## [TASK REQUIREMENTS]
Everything in the records below should be printed exactly, except the pictures.

## [EXERCISE INPUTS]
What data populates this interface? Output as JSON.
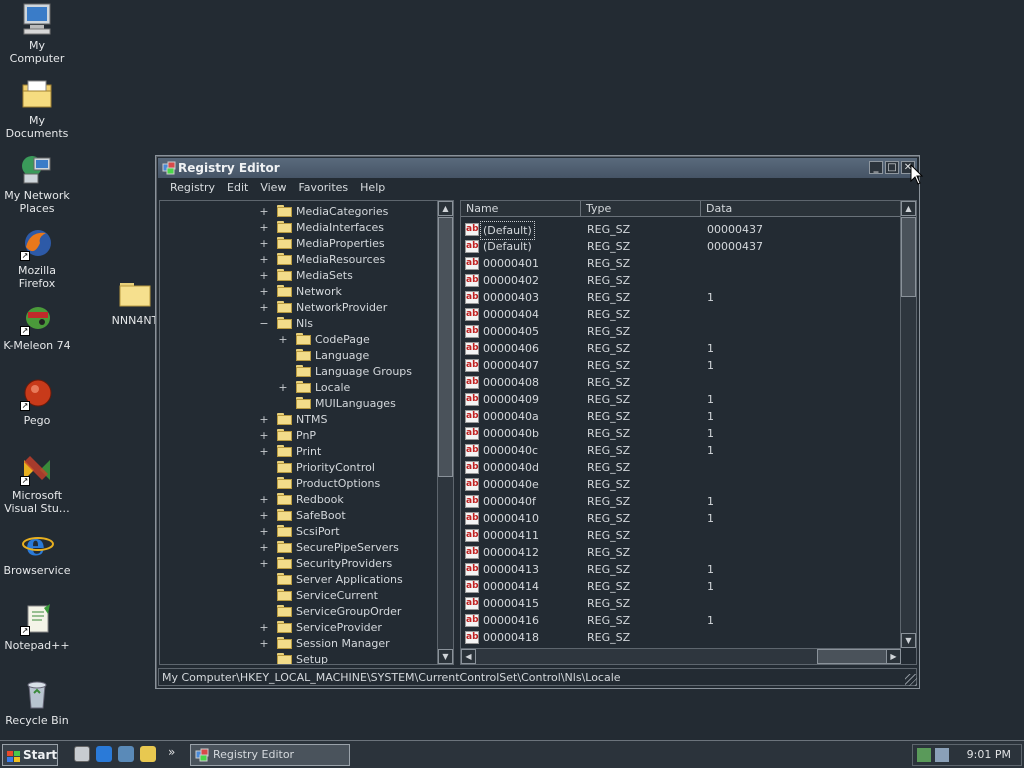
{
  "desktop": {
    "icons": [
      {
        "label": "My Computer",
        "icon": "computer-icon"
      },
      {
        "label": "My Documents",
        "icon": "documents-icon"
      },
      {
        "label": "My Network Places",
        "icon": "network-icon"
      },
      {
        "label": "Mozilla Firefox",
        "icon": "firefox-icon"
      },
      {
        "label": "K-Meleon 74",
        "icon": "kmeleon-icon"
      },
      {
        "label": "Pego",
        "icon": "pego-icon"
      },
      {
        "label": "Microsoft Visual Stu…",
        "icon": "visual-studio-icon"
      },
      {
        "label": "Browservice",
        "icon": "ie-icon"
      },
      {
        "label": "Notepad++",
        "icon": "notepadpp-icon"
      },
      {
        "label": "Recycle Bin",
        "icon": "recycle-bin-icon"
      }
    ],
    "folder_label": "NNN4NT"
  },
  "window": {
    "title": "Registry Editor",
    "menu": [
      "Registry",
      "Edit",
      "View",
      "Favorites",
      "Help"
    ],
    "status_path": "My Computer\\HKEY_LOCAL_MACHINE\\SYSTEM\\CurrentControlSet\\Control\\Nls\\Locale"
  },
  "tree": [
    {
      "label": "MediaCategories",
      "level": 0,
      "expander": "+"
    },
    {
      "label": "MediaInterfaces",
      "level": 0,
      "expander": "+"
    },
    {
      "label": "MediaProperties",
      "level": 0,
      "expander": "+"
    },
    {
      "label": "MediaResources",
      "level": 0,
      "expander": "+"
    },
    {
      "label": "MediaSets",
      "level": 0,
      "expander": "+"
    },
    {
      "label": "Network",
      "level": 0,
      "expander": "+"
    },
    {
      "label": "NetworkProvider",
      "level": 0,
      "expander": "+"
    },
    {
      "label": "Nls",
      "level": 0,
      "expander": "−"
    },
    {
      "label": "CodePage",
      "level": 1,
      "expander": "+"
    },
    {
      "label": "Language",
      "level": 1,
      "expander": ""
    },
    {
      "label": "Language Groups",
      "level": 1,
      "expander": ""
    },
    {
      "label": "Locale",
      "level": 1,
      "expander": "+"
    },
    {
      "label": "MUILanguages",
      "level": 1,
      "expander": ""
    },
    {
      "label": "NTMS",
      "level": 0,
      "expander": "+"
    },
    {
      "label": "PnP",
      "level": 0,
      "expander": "+"
    },
    {
      "label": "Print",
      "level": 0,
      "expander": "+"
    },
    {
      "label": "PriorityControl",
      "level": 0,
      "expander": ""
    },
    {
      "label": "ProductOptions",
      "level": 0,
      "expander": ""
    },
    {
      "label": "Redbook",
      "level": 0,
      "expander": "+"
    },
    {
      "label": "SafeBoot",
      "level": 0,
      "expander": "+"
    },
    {
      "label": "ScsiPort",
      "level": 0,
      "expander": "+"
    },
    {
      "label": "SecurePipeServers",
      "level": 0,
      "expander": "+"
    },
    {
      "label": "SecurityProviders",
      "level": 0,
      "expander": "+"
    },
    {
      "label": "Server Applications",
      "level": 0,
      "expander": ""
    },
    {
      "label": "ServiceCurrent",
      "level": 0,
      "expander": ""
    },
    {
      "label": "ServiceGroupOrder",
      "level": 0,
      "expander": ""
    },
    {
      "label": "ServiceProvider",
      "level": 0,
      "expander": "+"
    },
    {
      "label": "Session Manager",
      "level": 0,
      "expander": "+"
    },
    {
      "label": "Setup",
      "level": 0,
      "expander": ""
    }
  ],
  "list": {
    "columns": [
      "Name",
      "Type",
      "Data"
    ],
    "rows": [
      {
        "name": "(Default)",
        "type": "REG_SZ",
        "data": "00000437"
      },
      {
        "name": "(Default)",
        "type": "REG_SZ",
        "data": "00000437"
      },
      {
        "name": "00000401",
        "type": "REG_SZ",
        "data": ""
      },
      {
        "name": "00000402",
        "type": "REG_SZ",
        "data": ""
      },
      {
        "name": "00000403",
        "type": "REG_SZ",
        "data": "1"
      },
      {
        "name": "00000404",
        "type": "REG_SZ",
        "data": ""
      },
      {
        "name": "00000405",
        "type": "REG_SZ",
        "data": ""
      },
      {
        "name": "00000406",
        "type": "REG_SZ",
        "data": "1"
      },
      {
        "name": "00000407",
        "type": "REG_SZ",
        "data": "1"
      },
      {
        "name": "00000408",
        "type": "REG_SZ",
        "data": ""
      },
      {
        "name": "00000409",
        "type": "REG_SZ",
        "data": "1"
      },
      {
        "name": "0000040a",
        "type": "REG_SZ",
        "data": "1"
      },
      {
        "name": "0000040b",
        "type": "REG_SZ",
        "data": "1"
      },
      {
        "name": "0000040c",
        "type": "REG_SZ",
        "data": "1"
      },
      {
        "name": "0000040d",
        "type": "REG_SZ",
        "data": ""
      },
      {
        "name": "0000040e",
        "type": "REG_SZ",
        "data": ""
      },
      {
        "name": "0000040f",
        "type": "REG_SZ",
        "data": "1"
      },
      {
        "name": "00000410",
        "type": "REG_SZ",
        "data": "1"
      },
      {
        "name": "00000411",
        "type": "REG_SZ",
        "data": ""
      },
      {
        "name": "00000412",
        "type": "REG_SZ",
        "data": ""
      },
      {
        "name": "00000413",
        "type": "REG_SZ",
        "data": "1"
      },
      {
        "name": "00000414",
        "type": "REG_SZ",
        "data": "1"
      },
      {
        "name": "00000415",
        "type": "REG_SZ",
        "data": ""
      },
      {
        "name": "00000416",
        "type": "REG_SZ",
        "data": "1"
      },
      {
        "name": "00000418",
        "type": "REG_SZ",
        "data": ""
      }
    ]
  },
  "taskbar": {
    "start_label": "Start",
    "task_label": "Registry Editor",
    "clock": "9:01 PM",
    "overflow": "»"
  },
  "buttons": {
    "minimize": "_",
    "maximize": "□",
    "close": "✕"
  },
  "ab_icon": "ab"
}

## [ANSWER SPACE]
What data populates this interface? Output as JSON.
{
  "desktop": {
    "icons": [
      {
        "label": "My Computer",
        "icon": "computer-icon"
      },
      {
        "label": "My Documents",
        "icon": "documents-icon"
      },
      {
        "label": "My Network Places",
        "icon": "network-icon"
      },
      {
        "label": "Mozilla Firefox",
        "icon": "firefox-icon"
      },
      {
        "label": "K-Meleon 74",
        "icon": "kmeleon-icon"
      },
      {
        "label": "Pego",
        "icon": "pego-icon"
      },
      {
        "label": "Microsoft Visual Stu…",
        "icon": "visual-studio-icon"
      },
      {
        "label": "Browservice",
        "icon": "ie-icon"
      },
      {
        "label": "Notepad++",
        "icon": "notepadpp-icon"
      },
      {
        "label": "Recycle Bin",
        "icon": "recycle-bin-icon"
      }
    ],
    "folder_label": "NNN4NT"
  },
  "window": {
    "title": "Registry Editor",
    "menu": [
      "Registry",
      "Edit",
      "View",
      "Favorites",
      "Help"
    ],
    "status_path": "My Computer\\HKEY_LOCAL_MACHINE\\SYSTEM\\CurrentControlSet\\Control\\Nls\\Locale"
  },
  "tree": [
    {
      "label": "MediaCategories",
      "level": 0,
      "expander": "+"
    },
    {
      "label": "MediaInterfaces",
      "level": 0,
      "expander": "+"
    },
    {
      "label": "MediaProperties",
      "level": 0,
      "expander": "+"
    },
    {
      "label": "MediaResources",
      "level": 0,
      "expander": "+"
    },
    {
      "label": "MediaSets",
      "level": 0,
      "expander": "+"
    },
    {
      "label": "Network",
      "level": 0,
      "expander": "+"
    },
    {
      "label": "NetworkProvider",
      "level": 0,
      "expander": "+"
    },
    {
      "label": "Nls",
      "level": 0,
      "expander": "−"
    },
    {
      "label": "CodePage",
      "level": 1,
      "expander": "+"
    },
    {
      "label": "Language",
      "level": 1,
      "expander": ""
    },
    {
      "label": "Language Groups",
      "level": 1,
      "expander": ""
    },
    {
      "label": "Locale",
      "level": 1,
      "expander": "+"
    },
    {
      "label": "MUILanguages",
      "level": 1,
      "expander": ""
    },
    {
      "label": "NTMS",
      "level": 0,
      "expander": "+"
    },
    {
      "label": "PnP",
      "level": 0,
      "expander": "+"
    },
    {
      "label": "Print",
      "level": 0,
      "expander": "+"
    },
    {
      "label": "PriorityControl",
      "level": 0,
      "expander": ""
    },
    {
      "label": "ProductOptions",
      "level": 0,
      "expander": ""
    },
    {
      "label": "Redbook",
      "level": 0,
      "expander": "+"
    },
    {
      "label": "SafeBoot",
      "level": 0,
      "expander": "+"
    },
    {
      "label": "ScsiPort",
      "level": 0,
      "expander": "+"
    },
    {
      "label": "SecurePipeServers",
      "level": 0,
      "expander": "+"
    },
    {
      "label": "SecurityProviders",
      "level": 0,
      "expander": "+"
    },
    {
      "label": "Server Applications",
      "level": 0,
      "expander": ""
    },
    {
      "label": "ServiceCurrent",
      "level": 0,
      "expander": ""
    },
    {
      "label": "ServiceGroupOrder",
      "level": 0,
      "expander": ""
    },
    {
      "label": "ServiceProvider",
      "level": 0,
      "expander": "+"
    },
    {
      "label": "Session Manager",
      "level": 0,
      "expander": "+"
    },
    {
      "label": "Setup",
      "level": 0,
      "expander": ""
    }
  ],
  "list": {
    "columns": [
      "Name",
      "Type",
      "Data"
    ],
    "rows": [
      {
        "name": "(Default)",
        "type": "REG_SZ",
        "data": "00000437"
      },
      {
        "name": "(Default)",
        "type": "REG_SZ",
        "data": "00000437"
      },
      {
        "name": "00000401",
        "type": "REG_SZ",
        "data": ""
      },
      {
        "name": "00000402",
        "type": "REG_SZ",
        "data": ""
      },
      {
        "name": "00000403",
        "type": "REG_SZ",
        "data": "1"
      },
      {
        "name": "00000404",
        "type": "REG_SZ",
        "data": ""
      },
      {
        "name": "00000405",
        "type": "REG_SZ",
        "data": ""
      },
      {
        "name": "00000406",
        "type": "REG_SZ",
        "data": "1"
      },
      {
        "name": "00000407",
        "type": "REG_SZ",
        "data": "1"
      },
      {
        "name": "00000408",
        "type": "REG_SZ",
        "data": ""
      },
      {
        "name": "00000409",
        "type": "REG_SZ",
        "data": "1"
      },
      {
        "name": "0000040a",
        "type": "REG_SZ",
        "data": "1"
      },
      {
        "name": "0000040b",
        "type": "REG_SZ",
        "data": "1"
      },
      {
        "name": "0000040c",
        "type": "REG_SZ",
        "data": "1"
      },
      {
        "name": "0000040d",
        "type": "REG_SZ",
        "data": ""
      },
      {
        "name": "0000040e",
        "type": "REG_SZ",
        "data": ""
      },
      {
        "name": "0000040f",
        "type": "REG_SZ",
        "data": "1"
      },
      {
        "name": "00000410",
        "type": "REG_SZ",
        "data": "1"
      },
      {
        "name": "00000411",
        "type": "REG_SZ",
        "data": ""
      },
      {
        "name": "00000412",
        "type": "REG_SZ",
        "data": ""
      },
      {
        "name": "00000413",
        "type": "REG_SZ",
        "data": "1"
      },
      {
        "name": "00000414",
        "type": "REG_SZ",
        "data": "1"
      },
      {
        "name": "00000415",
        "type": "REG_SZ",
        "data": ""
      },
      {
        "name": "00000416",
        "type": "REG_SZ",
        "data": "1"
      },
      {
        "name": "00000418",
        "type": "REG_SZ",
        "data": ""
      }
    ]
  },
  "taskbar": {
    "start_label": "Start",
    "task_label": "Registry Editor",
    "clock": "9:01 PM",
    "overflow": "»"
  },
  "buttons": {
    "minimize": "_",
    "maximize": "□",
    "close": "✕"
  },
  "ab_icon": "ab"
}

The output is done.